Monday, October 6, 2014
Persian Fire: The First World Empire and the Battle for the West by Tom Holland
A titanic tale, only adequately told
Tom Holland’s 2005 book Persian Fire is a historical overview of the Greco-Persian Wars of the 5th century BC, in which an alliance of Greek city-states fought to repel the invading forces of the Persian Empire. Holland begins his narrative roughly 150 years before the war, setting the stage by examining the events that led up to the conflict. Athens is ruled by a rapid succession of quarreling tyrants—mobsters, essentially—until one of them, out of pure self-interest, comes up with the bright idea of democracy. Elsewhere in Greece, Sparta has developed a bizarre, proto-fascist military culture of super soldiers based on a sort of egalitarianism of violence. Meanwhile, a group of mountain tribesmen in present-day Iran coalesce to form the Persian Empire. After conquering the kingdoms of Media, Lydia, and Babylon, this first superpower expands its territory to encompass all of the Middle East and Central Asia before deciding to set its sights on Europe. The Empire’s great kings Cyrus and Darius are dispatched by Holland rather quickly in favor of their descendant Xerxes, under whose leadership the Persians would face the Greeks at the storied battles of Marathon, Thermopylae, Salamis, and Plataea.
The war between Greece and Persia is no doubt a fascinating historical event, worthy of in-depth examination, but is Holland the right man for the job? Although this is meant to be a synthesis of existing information, palatable to a trade audience, Holland doesn’t make it easy for the general reader. His prose is often confusing, and never comfortable. American readers may find themselves wishing for a glossary to translate his British vocabulary choices. It’s obvious that he’s done a great deal of research on the topic and probably ate, breathed, and slept the Greco-Persian War for months if not years. The problem is that he writes as if he expects his audience has done the same. The general reader my find himself floundering in a quagmire of proper nouns, begging for Holland to toss them a vine, while scholars on the subject would be better served by the original source material.
The most disappointing thing about Persian Fire is that the title and subtitle lead one to believe this will be a more Persian-centric view of the conflict. Instead, as usual, the Athenians and Spartans get much more ink than their Eastern counterparts. For the most part, the Persians are defined as they’ve always been. (Who were the Persians? The ones who fought the Greeks.) Persia may have been the “First World Empire,” but what cultural legacy, if any, did they bestow upon Western civilization? I’ve read elsewhere that their legal code was quite ground breaking and influential. Did they have literature? science? mathematics? You wouldn’t know it from reading Holland’s book. He does a pretty good job of depicting what life was like for the citzens of Sparta and Athens, but when it comes to the Persians he’s all about political maneuvering and troop deployment. Persia is a goliath destined to be slain by the panhellenic David, and little more.
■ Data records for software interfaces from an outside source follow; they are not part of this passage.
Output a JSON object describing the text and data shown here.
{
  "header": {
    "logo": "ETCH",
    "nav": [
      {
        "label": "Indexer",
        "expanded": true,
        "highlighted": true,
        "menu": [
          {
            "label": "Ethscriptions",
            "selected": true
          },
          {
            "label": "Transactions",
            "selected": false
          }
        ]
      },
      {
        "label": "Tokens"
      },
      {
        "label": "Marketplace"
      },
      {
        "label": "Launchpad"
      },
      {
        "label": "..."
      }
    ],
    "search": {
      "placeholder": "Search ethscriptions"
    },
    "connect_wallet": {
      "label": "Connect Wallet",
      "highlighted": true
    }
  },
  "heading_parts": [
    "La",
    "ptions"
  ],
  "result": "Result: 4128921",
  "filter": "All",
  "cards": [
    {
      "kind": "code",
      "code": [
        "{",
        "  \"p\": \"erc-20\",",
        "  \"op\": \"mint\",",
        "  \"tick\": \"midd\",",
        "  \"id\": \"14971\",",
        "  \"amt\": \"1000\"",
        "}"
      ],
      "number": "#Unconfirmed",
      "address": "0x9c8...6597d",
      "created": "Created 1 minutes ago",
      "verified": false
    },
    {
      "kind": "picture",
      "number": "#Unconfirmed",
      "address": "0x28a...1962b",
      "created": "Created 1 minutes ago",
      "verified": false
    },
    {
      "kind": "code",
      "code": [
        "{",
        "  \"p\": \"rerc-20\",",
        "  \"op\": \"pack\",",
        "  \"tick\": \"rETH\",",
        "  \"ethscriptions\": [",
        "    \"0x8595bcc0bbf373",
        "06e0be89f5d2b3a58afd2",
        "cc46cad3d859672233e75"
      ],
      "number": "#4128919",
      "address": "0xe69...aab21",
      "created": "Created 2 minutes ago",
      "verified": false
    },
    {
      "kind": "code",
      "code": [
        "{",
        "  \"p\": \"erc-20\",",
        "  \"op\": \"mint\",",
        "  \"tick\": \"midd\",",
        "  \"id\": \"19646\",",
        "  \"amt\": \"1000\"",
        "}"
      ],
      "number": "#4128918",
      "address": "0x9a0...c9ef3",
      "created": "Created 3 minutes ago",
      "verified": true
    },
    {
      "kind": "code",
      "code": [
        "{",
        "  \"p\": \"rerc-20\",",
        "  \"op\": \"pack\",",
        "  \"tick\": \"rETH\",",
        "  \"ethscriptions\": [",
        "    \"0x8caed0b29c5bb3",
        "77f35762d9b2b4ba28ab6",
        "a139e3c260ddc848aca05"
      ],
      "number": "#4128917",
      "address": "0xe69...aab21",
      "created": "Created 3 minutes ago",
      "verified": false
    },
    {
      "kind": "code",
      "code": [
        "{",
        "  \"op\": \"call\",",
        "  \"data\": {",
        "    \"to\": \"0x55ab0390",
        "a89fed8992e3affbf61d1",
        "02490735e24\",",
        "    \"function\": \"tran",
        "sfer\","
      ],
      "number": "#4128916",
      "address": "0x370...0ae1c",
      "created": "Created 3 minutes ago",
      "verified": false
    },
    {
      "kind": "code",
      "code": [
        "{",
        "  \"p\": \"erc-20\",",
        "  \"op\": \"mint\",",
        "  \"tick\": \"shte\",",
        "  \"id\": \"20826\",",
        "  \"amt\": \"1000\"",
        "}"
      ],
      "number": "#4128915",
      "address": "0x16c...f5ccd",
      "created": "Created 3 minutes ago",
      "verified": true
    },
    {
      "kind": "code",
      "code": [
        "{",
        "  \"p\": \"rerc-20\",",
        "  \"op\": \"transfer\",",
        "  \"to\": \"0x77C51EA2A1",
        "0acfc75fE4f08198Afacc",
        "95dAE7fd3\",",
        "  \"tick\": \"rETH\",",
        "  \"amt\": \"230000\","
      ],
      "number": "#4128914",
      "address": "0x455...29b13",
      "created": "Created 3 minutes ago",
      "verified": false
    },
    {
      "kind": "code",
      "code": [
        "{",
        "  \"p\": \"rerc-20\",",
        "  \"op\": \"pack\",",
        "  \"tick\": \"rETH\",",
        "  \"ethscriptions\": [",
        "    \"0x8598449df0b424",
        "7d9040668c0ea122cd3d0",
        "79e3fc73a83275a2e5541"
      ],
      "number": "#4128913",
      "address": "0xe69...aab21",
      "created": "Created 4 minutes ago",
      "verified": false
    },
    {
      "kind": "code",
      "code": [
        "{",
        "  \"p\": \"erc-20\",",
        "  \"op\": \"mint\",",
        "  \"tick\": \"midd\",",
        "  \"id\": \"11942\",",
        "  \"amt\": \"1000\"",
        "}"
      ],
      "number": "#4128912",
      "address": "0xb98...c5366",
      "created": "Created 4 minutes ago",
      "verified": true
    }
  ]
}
Any book on this subject should appeal to two types of readers: military history enthusiasts and those fascinated by the ancient world. Persian Fire aims straight for the former faction, to the neglect of the latter camp. In some of the battle scenes Holland vividly captures the clash of sword on steel and the stench of blood-soaked sand, but in between the violent altercations the text is frequently as dry and lifeless as a collection of names on a map. For all its detail, it might make a good reference, but as a reading experience it all too often feels like work.
If you liked this review, please follow the link below to Amazon.com and give me a “helpful” vote. Thank you.